■ Exercise goal
Search the data for the word "content" and copy each line that has it.

■ Records for the exercise
Segment Open

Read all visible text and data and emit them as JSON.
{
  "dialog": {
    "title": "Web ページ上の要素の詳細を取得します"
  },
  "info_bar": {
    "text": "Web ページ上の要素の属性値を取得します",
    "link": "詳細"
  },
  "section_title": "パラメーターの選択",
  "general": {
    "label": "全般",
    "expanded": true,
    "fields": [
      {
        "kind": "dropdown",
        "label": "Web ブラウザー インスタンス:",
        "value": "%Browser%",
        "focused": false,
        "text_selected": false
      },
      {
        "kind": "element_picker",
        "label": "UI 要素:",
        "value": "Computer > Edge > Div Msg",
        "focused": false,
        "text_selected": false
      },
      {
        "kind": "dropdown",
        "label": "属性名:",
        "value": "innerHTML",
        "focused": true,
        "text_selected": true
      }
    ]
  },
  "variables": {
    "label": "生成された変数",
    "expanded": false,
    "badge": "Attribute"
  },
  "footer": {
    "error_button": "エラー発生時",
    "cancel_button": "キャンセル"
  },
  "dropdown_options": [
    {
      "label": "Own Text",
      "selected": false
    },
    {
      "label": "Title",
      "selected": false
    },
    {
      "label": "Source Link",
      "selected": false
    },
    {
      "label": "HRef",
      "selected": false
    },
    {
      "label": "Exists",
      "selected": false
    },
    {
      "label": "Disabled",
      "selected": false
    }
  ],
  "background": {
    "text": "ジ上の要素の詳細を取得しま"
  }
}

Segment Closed
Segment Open

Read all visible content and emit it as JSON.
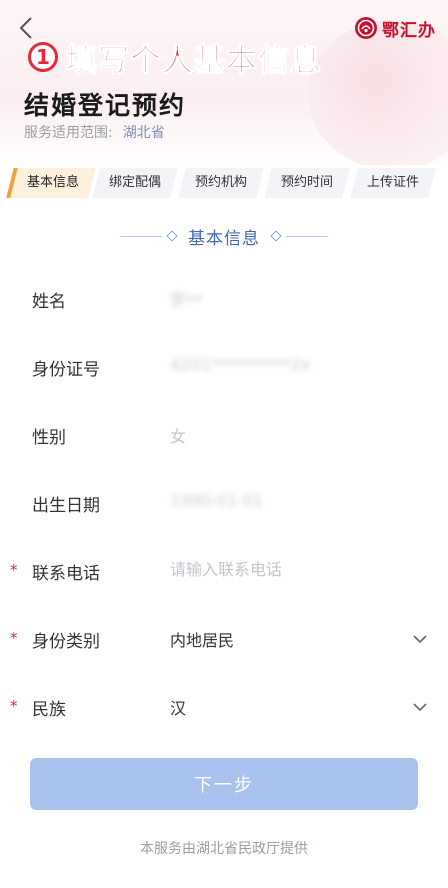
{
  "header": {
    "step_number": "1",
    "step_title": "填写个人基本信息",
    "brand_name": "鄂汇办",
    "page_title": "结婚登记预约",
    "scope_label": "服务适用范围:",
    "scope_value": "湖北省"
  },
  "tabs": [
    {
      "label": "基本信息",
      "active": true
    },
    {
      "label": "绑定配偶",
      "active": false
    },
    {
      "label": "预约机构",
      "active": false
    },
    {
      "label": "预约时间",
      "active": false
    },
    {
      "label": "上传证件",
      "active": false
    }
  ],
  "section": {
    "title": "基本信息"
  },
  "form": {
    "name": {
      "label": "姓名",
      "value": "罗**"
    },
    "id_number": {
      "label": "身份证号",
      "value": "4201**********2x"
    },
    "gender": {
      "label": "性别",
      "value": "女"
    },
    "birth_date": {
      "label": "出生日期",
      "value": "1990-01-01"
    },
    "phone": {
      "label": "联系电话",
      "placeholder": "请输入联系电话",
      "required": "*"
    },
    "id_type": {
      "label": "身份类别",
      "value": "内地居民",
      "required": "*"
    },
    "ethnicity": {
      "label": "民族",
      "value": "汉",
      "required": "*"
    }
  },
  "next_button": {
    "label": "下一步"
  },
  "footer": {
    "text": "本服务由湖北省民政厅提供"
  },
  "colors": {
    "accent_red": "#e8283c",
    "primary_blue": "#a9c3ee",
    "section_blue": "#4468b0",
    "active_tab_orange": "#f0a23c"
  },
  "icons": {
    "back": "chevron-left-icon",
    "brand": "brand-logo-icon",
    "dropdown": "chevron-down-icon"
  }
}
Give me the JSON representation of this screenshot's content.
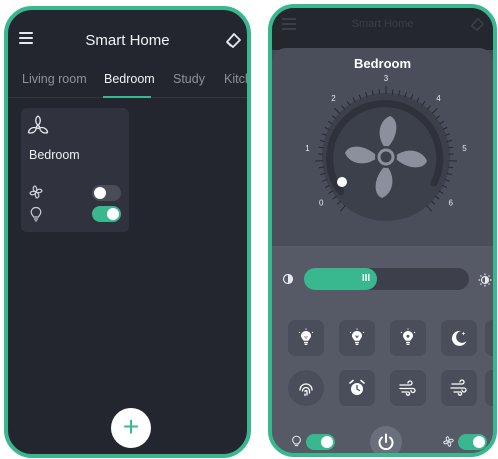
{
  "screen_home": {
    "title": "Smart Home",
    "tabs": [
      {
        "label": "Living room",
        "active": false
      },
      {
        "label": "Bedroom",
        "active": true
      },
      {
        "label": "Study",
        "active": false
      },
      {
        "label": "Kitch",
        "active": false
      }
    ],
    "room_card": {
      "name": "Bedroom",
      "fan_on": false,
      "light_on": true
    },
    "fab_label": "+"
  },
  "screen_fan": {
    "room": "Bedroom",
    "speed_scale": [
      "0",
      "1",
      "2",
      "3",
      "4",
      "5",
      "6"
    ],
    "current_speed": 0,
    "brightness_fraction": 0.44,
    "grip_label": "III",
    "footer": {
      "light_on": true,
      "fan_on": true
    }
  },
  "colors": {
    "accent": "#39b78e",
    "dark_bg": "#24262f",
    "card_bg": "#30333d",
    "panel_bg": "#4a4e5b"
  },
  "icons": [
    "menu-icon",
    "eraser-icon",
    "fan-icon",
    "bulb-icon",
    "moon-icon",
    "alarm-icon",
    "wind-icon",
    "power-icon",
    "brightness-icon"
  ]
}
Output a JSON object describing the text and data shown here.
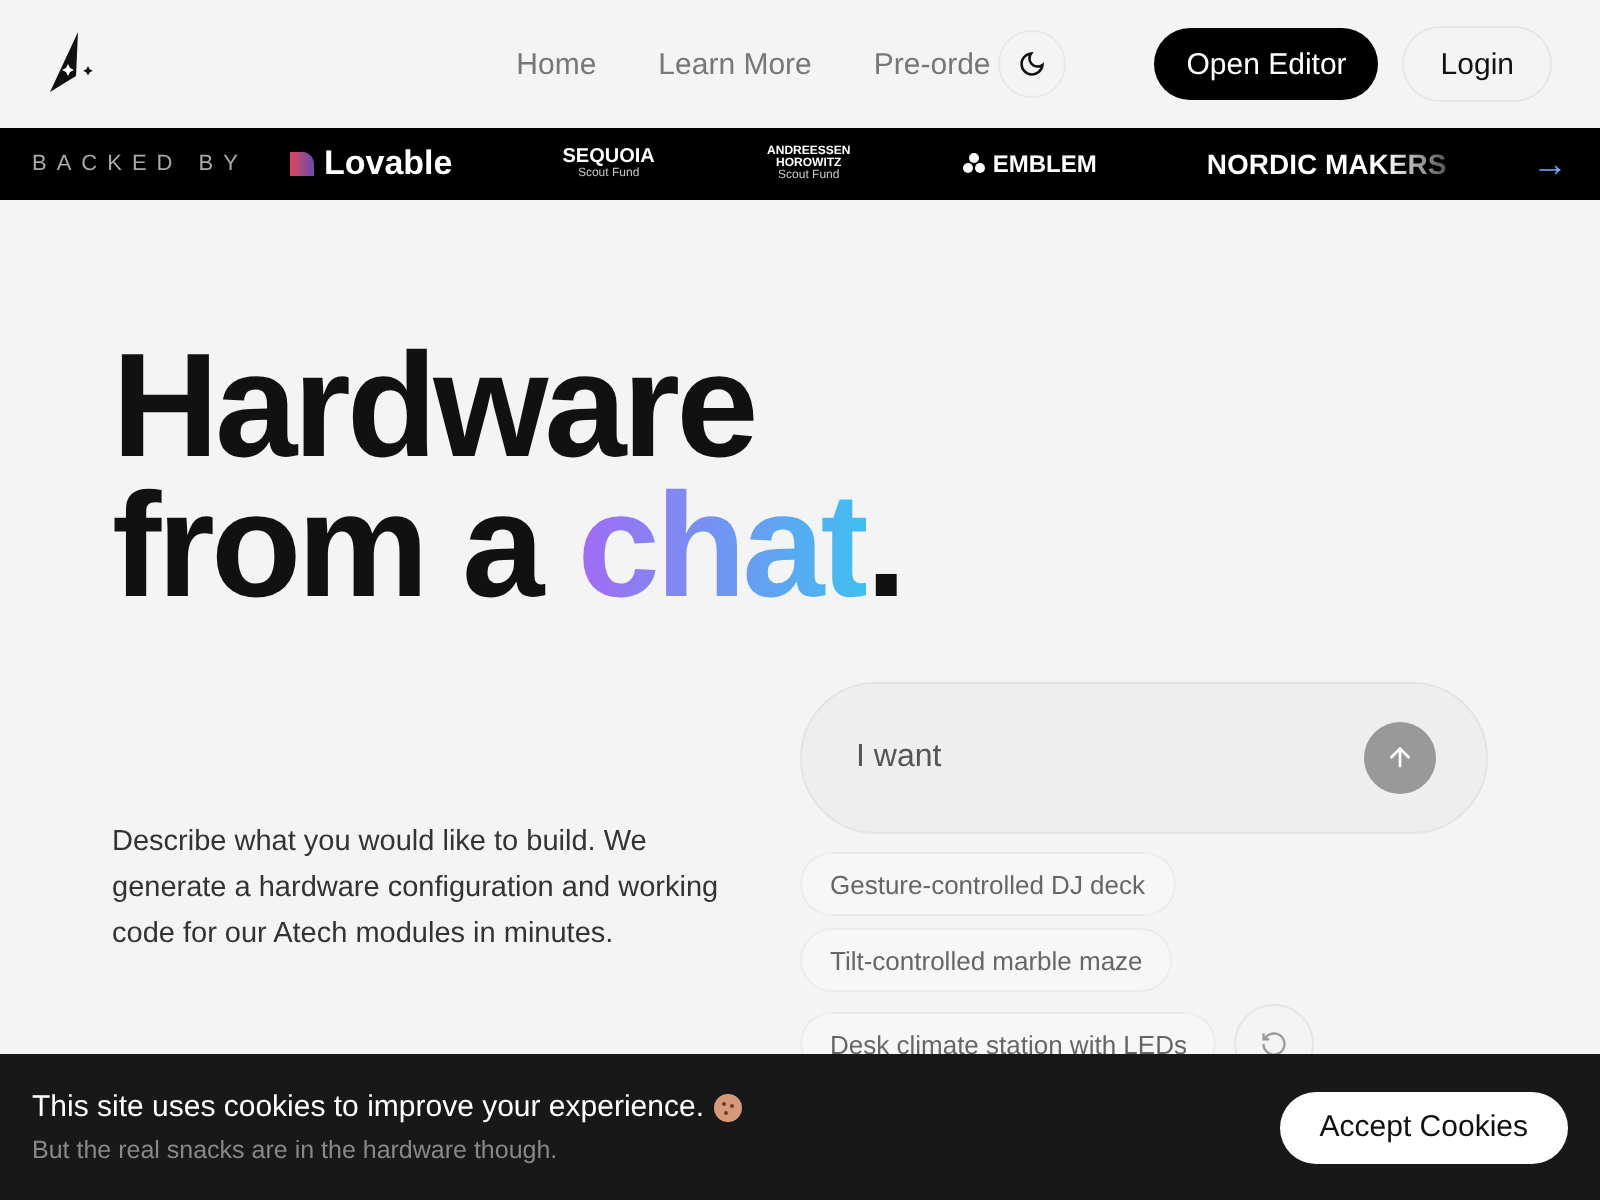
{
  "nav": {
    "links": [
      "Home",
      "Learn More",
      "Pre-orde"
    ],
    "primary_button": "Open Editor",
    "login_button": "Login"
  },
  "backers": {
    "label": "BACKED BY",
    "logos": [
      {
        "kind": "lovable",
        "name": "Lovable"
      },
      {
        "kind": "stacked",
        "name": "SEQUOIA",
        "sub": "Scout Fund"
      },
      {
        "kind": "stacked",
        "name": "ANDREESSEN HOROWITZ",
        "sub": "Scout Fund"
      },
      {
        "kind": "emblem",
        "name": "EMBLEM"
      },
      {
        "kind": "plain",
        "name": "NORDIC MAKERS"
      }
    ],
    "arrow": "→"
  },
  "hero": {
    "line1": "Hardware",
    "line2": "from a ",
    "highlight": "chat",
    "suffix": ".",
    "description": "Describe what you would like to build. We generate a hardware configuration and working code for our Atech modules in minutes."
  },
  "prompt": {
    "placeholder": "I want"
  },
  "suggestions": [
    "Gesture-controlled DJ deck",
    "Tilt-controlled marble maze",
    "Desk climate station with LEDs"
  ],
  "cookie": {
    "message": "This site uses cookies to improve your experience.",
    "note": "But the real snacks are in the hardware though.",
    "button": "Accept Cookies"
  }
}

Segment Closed

■ Solution for this exercise
Read all visible content and emit it as JSON.
Give me the JSON representation of this screenshot's content.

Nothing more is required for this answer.